Through investment, WECAN investors actively engage with local start-ups so that they can take an active interest in them through a variety of ways, including mentorship, financial investment, as potential business advisory board members, or potential board of director members.

Like other angel networks, WECAN seeks to increase access to “deal flow” for solo investors, and provide best practice environments for due diligence, investing, and ongoing business monitoring.

“We started angel investing in our region to provide funding and mentorship for start-ups to grow our local economy and for local investors to participate in that growth,” explains WECAN Co-founder and Chairman James Marsh.

Marsh is the Senior Director at of the Zekelman School of Business, Zekelman School of Information Technology and the School of Media, Art, and Design at St. Clair College.

Well versed in the business world, Marsh has served as the President of Marsh Food Services Ltd. and SCM Technologies Ltd., as well as the Director of Worthington Cylinder Corporation’s Industrial Gas Cylinder division and holds a law degree and master’s degree in business administration from the University of Windsor and a master’s in research methodologies from the University of the West of England, Bristol.

“We’re trying to help local start-ups and grow our local economy and let our investors, locally, participate in some of the fruits of the successful ones,” says Marsh, who also currently runs a real estate investment corporation.

In 2021, the angel investors of WECAN invested over $4 million in six different Windsor-Essex businesses. Marsh says that WECAN investors seek mutually beneficial relationships with local start-ups who have a vision for both profit and bettering their local economy.

“The investors, they care about the region, but they also care about making profits,” states Marsh. “Nobody does this hoping to lose money; everyone’s trying to help these companies be successful both for them and for us. We’re all in it for a profitable venture, that’s what drives us, but we also care for the local community.

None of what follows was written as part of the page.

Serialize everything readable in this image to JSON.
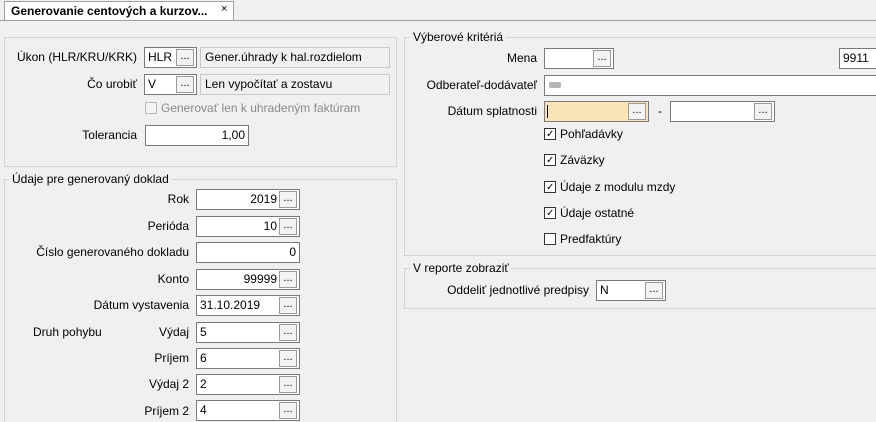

“All of our investors have been successful in business, or their profession and they want to share in that. There’s a community drive and there’s a profit drive.”